### Task directions
From the material below, pull each line containing the string "value".

### Information supplied

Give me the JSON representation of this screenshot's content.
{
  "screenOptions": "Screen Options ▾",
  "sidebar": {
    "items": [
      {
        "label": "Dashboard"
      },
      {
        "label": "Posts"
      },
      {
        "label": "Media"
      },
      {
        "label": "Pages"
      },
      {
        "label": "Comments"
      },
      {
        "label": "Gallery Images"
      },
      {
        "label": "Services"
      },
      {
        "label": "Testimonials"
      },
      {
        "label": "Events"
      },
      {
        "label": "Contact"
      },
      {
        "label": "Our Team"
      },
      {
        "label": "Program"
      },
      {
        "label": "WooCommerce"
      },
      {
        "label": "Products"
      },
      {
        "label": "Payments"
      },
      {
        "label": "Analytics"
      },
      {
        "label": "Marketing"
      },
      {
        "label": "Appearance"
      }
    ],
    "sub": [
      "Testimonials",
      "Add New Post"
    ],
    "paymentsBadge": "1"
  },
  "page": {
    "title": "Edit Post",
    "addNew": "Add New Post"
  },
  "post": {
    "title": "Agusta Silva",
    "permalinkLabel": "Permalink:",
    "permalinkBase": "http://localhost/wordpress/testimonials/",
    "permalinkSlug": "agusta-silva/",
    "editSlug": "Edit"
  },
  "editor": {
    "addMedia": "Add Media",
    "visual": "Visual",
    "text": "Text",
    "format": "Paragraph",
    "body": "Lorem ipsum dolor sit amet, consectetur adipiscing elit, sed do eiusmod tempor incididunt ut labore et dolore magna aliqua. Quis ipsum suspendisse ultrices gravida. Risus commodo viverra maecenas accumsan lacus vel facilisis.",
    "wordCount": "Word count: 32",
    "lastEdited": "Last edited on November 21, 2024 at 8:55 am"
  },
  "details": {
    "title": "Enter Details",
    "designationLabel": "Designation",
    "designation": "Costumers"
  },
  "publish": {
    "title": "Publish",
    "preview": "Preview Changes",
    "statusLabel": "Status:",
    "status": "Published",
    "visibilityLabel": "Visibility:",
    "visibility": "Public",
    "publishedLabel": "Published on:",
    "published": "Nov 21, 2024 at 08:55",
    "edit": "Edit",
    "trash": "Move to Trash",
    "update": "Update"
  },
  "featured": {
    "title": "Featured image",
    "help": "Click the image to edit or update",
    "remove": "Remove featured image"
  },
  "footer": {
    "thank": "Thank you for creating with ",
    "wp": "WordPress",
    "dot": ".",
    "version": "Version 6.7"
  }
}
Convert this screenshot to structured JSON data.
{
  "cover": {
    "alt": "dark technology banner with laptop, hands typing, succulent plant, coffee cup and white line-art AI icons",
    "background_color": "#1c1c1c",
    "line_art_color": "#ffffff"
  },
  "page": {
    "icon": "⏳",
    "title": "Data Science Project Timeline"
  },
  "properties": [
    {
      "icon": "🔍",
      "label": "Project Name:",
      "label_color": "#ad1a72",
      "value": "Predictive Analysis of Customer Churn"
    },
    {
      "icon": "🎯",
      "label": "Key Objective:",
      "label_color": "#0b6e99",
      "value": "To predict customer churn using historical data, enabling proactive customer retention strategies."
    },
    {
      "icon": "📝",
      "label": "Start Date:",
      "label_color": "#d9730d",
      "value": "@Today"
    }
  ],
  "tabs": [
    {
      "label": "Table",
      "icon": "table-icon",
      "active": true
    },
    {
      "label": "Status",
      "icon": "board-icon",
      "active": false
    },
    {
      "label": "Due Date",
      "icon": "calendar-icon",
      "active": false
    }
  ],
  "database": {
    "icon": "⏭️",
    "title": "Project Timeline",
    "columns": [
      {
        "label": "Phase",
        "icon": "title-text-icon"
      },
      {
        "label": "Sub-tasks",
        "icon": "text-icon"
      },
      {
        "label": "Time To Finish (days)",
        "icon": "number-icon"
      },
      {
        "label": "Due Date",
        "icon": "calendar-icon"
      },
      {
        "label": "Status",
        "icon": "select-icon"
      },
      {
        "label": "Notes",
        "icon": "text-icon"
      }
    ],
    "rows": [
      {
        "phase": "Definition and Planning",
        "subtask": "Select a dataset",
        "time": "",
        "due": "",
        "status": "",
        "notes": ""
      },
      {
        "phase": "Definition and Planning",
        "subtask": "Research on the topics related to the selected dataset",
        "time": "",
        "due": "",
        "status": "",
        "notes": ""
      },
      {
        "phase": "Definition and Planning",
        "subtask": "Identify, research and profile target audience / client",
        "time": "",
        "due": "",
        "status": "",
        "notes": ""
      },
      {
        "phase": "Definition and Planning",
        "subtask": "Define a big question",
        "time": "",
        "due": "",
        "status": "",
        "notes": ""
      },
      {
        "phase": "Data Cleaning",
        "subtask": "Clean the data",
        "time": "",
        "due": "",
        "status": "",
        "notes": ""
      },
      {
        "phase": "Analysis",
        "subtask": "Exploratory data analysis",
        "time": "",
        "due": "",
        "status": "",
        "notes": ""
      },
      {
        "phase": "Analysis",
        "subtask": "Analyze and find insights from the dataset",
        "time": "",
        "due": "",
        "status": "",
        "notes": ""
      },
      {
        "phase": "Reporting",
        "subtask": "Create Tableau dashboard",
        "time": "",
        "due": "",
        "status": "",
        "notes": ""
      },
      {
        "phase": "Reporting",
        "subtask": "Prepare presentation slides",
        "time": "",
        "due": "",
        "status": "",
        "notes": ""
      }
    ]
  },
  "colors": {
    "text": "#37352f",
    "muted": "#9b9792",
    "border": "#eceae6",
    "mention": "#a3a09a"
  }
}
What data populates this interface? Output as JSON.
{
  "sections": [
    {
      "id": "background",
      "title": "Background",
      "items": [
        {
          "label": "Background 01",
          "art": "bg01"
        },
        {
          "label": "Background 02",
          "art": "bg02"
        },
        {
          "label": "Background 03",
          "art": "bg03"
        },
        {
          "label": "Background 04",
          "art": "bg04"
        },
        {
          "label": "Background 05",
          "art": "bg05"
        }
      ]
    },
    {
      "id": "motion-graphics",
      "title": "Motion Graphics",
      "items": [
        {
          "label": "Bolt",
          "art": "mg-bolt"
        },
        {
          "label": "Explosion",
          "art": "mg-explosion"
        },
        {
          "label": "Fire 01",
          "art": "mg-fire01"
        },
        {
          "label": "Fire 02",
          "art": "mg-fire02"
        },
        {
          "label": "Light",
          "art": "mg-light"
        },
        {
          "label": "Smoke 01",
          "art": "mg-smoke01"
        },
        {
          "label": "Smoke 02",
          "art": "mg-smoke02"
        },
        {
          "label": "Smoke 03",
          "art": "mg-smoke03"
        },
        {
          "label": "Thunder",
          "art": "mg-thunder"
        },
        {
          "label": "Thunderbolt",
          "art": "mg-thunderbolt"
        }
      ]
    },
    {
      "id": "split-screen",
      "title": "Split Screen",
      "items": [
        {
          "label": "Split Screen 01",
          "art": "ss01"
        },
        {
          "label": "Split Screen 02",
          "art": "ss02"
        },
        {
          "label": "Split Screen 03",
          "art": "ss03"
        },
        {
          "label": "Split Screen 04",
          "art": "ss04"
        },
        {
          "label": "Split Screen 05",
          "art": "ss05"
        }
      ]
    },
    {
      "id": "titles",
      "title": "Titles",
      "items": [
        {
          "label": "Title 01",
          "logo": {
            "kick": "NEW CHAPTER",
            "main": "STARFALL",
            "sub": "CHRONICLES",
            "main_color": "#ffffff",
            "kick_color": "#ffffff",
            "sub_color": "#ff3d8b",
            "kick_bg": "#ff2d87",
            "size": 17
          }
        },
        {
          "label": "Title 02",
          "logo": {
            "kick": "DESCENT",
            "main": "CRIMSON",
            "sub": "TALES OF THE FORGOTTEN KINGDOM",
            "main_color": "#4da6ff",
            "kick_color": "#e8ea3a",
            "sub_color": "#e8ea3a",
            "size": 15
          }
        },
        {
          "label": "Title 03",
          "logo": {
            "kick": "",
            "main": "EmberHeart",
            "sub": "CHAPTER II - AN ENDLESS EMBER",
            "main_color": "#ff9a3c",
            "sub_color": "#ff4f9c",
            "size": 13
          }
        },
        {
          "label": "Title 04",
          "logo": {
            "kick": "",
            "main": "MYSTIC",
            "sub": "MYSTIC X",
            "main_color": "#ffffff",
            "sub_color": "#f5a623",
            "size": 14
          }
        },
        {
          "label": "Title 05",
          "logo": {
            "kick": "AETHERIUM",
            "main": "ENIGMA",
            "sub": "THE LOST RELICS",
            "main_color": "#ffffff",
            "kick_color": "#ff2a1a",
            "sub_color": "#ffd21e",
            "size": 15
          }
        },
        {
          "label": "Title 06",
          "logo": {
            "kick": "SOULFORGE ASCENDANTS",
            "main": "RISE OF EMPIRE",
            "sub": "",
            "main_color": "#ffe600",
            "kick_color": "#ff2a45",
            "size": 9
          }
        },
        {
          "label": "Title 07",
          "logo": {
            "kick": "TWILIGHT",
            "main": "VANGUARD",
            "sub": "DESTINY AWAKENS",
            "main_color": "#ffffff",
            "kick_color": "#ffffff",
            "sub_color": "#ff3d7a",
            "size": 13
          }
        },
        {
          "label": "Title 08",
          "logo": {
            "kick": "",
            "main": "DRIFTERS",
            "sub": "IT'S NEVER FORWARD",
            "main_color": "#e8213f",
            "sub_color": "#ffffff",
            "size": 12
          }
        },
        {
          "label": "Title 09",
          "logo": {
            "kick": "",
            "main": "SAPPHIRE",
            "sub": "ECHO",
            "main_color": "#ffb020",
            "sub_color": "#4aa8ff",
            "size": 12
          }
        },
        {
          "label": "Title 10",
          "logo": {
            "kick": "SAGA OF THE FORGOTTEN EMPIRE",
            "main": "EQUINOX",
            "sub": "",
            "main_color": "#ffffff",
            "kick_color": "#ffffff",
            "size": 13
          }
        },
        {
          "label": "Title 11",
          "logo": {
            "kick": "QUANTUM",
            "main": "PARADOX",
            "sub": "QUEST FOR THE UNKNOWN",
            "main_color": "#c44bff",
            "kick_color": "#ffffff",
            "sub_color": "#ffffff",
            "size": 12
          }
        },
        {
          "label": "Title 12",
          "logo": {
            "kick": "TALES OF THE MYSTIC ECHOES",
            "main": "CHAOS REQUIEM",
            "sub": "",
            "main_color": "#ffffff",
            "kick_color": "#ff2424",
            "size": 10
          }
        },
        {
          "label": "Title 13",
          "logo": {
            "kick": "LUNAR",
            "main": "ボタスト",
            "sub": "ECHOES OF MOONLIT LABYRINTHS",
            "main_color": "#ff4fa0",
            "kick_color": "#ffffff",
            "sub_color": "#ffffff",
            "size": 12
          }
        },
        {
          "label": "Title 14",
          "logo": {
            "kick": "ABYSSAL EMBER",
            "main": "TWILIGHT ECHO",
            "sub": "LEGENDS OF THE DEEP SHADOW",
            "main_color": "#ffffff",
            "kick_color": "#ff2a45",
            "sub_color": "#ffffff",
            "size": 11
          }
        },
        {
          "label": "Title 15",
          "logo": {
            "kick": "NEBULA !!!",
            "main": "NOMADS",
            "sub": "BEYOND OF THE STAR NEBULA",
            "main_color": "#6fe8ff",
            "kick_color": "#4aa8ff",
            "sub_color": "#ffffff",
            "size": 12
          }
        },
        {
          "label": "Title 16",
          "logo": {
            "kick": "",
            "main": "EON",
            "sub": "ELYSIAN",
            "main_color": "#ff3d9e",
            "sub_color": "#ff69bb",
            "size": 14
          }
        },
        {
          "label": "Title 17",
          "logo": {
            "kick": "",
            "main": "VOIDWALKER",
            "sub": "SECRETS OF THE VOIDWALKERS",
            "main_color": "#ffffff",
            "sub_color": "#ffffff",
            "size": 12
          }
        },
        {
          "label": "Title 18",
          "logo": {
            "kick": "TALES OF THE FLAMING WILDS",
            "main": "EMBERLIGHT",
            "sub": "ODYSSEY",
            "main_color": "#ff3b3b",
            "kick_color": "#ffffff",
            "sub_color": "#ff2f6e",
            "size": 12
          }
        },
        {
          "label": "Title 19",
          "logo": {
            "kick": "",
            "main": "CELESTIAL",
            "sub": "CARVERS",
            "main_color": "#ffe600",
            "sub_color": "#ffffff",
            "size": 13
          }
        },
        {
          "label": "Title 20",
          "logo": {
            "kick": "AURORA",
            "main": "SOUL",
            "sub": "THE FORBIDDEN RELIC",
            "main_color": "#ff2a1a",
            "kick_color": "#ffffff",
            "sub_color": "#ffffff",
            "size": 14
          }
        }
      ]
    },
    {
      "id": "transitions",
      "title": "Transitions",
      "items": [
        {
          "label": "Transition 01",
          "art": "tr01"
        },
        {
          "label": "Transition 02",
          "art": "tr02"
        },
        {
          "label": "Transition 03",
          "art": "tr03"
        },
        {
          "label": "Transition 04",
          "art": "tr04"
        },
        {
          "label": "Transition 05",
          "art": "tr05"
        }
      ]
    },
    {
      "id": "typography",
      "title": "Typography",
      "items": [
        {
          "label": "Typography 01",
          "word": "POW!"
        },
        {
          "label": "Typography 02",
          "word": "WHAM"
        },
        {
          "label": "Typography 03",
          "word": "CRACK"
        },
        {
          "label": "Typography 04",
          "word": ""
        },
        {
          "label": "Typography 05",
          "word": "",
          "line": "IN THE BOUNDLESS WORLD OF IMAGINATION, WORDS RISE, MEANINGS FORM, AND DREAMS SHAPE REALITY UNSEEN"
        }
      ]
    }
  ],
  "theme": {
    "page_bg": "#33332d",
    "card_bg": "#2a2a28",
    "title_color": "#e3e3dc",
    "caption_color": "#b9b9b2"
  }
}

### Answer section
      "value": "Predictive Analysis of Customer Churn"
      "value": "To predict customer churn using historical data, enabling proactive customer retention strategies."
      "value": "@Today"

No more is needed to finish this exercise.